Record set:

★ ★ ★ ★ ★ ★ ★

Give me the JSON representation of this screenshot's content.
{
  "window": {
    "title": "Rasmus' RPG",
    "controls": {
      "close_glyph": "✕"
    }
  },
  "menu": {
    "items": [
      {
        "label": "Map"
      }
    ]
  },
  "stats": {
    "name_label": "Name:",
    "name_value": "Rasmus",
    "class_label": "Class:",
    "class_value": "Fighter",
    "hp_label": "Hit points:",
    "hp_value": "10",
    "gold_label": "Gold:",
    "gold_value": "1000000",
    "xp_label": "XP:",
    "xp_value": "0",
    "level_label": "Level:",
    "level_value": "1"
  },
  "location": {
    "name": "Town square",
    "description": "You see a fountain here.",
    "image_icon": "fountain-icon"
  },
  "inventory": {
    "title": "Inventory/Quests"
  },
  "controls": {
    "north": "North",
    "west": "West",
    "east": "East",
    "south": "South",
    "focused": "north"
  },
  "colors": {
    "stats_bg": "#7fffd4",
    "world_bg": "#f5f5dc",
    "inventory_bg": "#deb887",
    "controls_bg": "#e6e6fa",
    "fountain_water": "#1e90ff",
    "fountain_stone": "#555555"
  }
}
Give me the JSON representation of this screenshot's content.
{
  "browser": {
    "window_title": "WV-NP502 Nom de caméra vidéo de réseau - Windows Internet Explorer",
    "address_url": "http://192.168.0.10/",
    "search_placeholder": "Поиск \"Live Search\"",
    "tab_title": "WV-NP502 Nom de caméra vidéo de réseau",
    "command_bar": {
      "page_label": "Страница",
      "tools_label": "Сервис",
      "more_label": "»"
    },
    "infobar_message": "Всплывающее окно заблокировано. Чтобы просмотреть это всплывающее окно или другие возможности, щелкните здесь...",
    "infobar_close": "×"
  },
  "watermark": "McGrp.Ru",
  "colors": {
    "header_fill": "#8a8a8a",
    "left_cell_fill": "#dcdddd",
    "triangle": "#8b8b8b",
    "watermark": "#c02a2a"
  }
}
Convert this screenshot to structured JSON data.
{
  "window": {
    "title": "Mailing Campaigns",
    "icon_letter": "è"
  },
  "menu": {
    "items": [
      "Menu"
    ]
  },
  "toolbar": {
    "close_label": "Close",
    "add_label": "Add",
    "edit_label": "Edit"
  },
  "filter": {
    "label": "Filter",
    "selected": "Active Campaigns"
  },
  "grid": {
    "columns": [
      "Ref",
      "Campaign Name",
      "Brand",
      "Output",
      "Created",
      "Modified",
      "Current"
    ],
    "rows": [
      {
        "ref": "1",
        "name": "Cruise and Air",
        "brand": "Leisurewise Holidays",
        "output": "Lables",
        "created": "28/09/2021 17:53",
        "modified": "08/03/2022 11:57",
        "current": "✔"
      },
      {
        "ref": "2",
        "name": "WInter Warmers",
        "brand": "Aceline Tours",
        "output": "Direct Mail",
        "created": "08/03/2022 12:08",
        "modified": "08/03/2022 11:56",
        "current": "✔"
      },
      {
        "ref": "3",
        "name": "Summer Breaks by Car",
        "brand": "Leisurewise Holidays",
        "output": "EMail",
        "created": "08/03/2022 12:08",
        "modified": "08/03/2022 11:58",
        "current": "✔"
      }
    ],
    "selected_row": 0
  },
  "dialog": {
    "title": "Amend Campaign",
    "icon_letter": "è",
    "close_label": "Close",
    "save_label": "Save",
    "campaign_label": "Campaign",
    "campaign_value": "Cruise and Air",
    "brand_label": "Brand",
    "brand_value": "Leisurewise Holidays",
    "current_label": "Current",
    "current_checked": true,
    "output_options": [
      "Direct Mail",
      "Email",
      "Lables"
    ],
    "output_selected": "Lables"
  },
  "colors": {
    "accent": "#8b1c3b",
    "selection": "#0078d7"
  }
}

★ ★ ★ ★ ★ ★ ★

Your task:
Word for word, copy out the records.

Exercise output:
Give me the JSON representation of this screenshot's content.
{
  "window": {
    "title": "Rasmus' RPG",
    "controls": {
      "close_glyph": "✕"
    }
  },
  "menu": {
    "items": [
      {
        "label": "Map"
      }
    ]
  },
  "stats": {
    "name_label": "Name:",
    "name_value": "Rasmus",
    "class_label": "Class:",
    "class_value": "Fighter",
    "hp_label": "Hit points:",
    "hp_value": "10",
    "gold_label": "Gold:",
    "gold_value": "1000000",
    "xp_label": "XP:",
    "xp_value": "0",
    "level_label": "Level:",
    "level_value": "1"
  },
  "location": {
    "name": "Town square",
    "description": "You see a fountain here.",
    "image_icon": "fountain-icon"
  },
  "inventory": {
    "title": "Inventory/Quests"
  },
  "controls": {
    "north": "North",
    "west": "West",
    "east": "East",
    "south": "South",
    "focused": "north"
  },
  "colors": {
    "stats_bg": "#7fffd4",
    "world_bg": "#f5f5dc",
    "inventory_bg": "#deb887",
    "controls_bg": "#e6e6fa",
    "fountain_water": "#1e90ff",
    "fountain_stone": "#555555"
  }
}
Give me the JSON representation of this screenshot's content.
{
  "browser": {
    "window_title": "WV-NP502 Nom de caméra vidéo de réseau - Windows Internet Explorer",
    "address_url": "http://192.168.0.10/",
    "search_placeholder": "Поиск \"Live Search\"",
    "tab_title": "WV-NP502 Nom de caméra vidéo de réseau",
    "command_bar": {
      "page_label": "Страница",
      "tools_label": "Сервис",
      "more_label": "»"
    },
    "infobar_message": "Всплывающее окно заблокировано. Чтобы просмотреть это всплывающее окно или другие возможности, щелкните здесь...",
    "infobar_close": "×"
  },
  "watermark": "McGrp.Ru",
  "colors": {
    "header_fill": "#8a8a8a",
    "left_cell_fill": "#dcdddd",
    "triangle": "#8b8b8b",
    "watermark": "#c02a2a"
  }
}
Convert this screenshot to structured JSON data.
{
  "window": {
    "title": "Mailing Campaigns",
    "icon_letter": "è"
  },
  "menu": {
    "items": [
      "Menu"
    ]
  },
  "toolbar": {
    "close_label": "Close",
    "add_label": "Add",
    "edit_label": "Edit"
  },
  "filter": {
    "label": "Filter",
    "selected": "Active Campaigns"
  },
  "grid": {
    "columns": [
      "Ref",
      "Campaign Name",
      "Brand",
      "Output",
      "Created",
      "Modified",
      "Current"
    ],
    "rows": [
      {
        "ref": "1",
        "name": "Cruise and Air",
        "brand": "Leisurewise Holidays",
        "output": "Lables",
        "created": "28/09/2021 17:53",
        "modified": "08/03/2022 11:57",
        "current": "✔"
      },
      {
        "ref": "2",
        "name": "WInter Warmers",
        "brand": "Aceline Tours",
        "output": "Direct Mail",
        "created": "08/03/2022 12:08",
        "modified": "08/03/2022 11:56",
        "current": "✔"
      },
      {
        "ref": "3",
        "name": "Summer Breaks by Car",
        "brand": "Leisurewise Holidays",
        "output": "EMail",
        "created": "08/03/2022 12:08",
        "modified": "08/03/2022 11:58",
        "current": "✔"
      }
    ],
    "selected_row": 0
  },
  "dialog": {
    "title": "Amend Campaign",
    "icon_letter": "è",
    "close_label": "Close",
    "save_label": "Save",
    "campaign_label": "Campaign",
    "campaign_value": "Cruise and Air",
    "brand_label": "Brand",
    "brand_value": "Leisurewise Holidays",
    "current_label": "Current",
    "current_checked": true,
    "output_options": [
      "Direct Mail",
      "Email",
      "Lables"
    ],
    "output_selected": "Lables"
  },
  "colors": {
    "accent": "#8b1c3b",
    "selection": "#0078d7"
  }
}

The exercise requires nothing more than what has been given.